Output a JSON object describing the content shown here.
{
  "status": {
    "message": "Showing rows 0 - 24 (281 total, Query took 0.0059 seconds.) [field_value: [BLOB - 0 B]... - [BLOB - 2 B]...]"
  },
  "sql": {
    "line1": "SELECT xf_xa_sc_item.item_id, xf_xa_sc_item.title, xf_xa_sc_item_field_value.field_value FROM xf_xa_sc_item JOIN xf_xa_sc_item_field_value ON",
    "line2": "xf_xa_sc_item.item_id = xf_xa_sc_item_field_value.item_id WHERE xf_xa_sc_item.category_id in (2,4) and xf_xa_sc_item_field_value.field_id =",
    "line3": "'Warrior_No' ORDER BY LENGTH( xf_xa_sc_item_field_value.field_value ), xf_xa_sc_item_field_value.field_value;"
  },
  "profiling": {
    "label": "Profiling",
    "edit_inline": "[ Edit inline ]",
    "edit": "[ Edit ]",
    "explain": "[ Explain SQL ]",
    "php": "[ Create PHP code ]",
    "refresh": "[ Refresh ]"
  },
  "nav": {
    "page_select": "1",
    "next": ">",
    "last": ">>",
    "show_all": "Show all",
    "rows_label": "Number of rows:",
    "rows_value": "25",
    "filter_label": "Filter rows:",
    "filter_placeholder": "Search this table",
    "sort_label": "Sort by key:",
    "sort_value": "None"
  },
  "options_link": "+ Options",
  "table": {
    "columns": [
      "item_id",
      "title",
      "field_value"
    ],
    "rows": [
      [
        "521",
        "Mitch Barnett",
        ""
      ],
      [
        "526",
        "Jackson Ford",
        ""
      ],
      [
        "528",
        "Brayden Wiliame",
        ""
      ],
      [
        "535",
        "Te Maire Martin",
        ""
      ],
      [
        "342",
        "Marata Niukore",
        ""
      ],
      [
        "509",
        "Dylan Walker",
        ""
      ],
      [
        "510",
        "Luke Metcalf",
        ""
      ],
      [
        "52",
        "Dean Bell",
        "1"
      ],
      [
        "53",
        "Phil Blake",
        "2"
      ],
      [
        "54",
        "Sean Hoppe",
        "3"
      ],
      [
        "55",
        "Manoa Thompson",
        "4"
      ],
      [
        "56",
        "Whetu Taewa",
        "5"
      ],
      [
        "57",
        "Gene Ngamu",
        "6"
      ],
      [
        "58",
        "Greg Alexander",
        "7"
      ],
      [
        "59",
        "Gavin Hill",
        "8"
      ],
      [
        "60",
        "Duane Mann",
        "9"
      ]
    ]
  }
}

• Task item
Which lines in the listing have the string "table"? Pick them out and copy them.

• Output for this task
    "filter_placeholder": "Search this table",
  "table": {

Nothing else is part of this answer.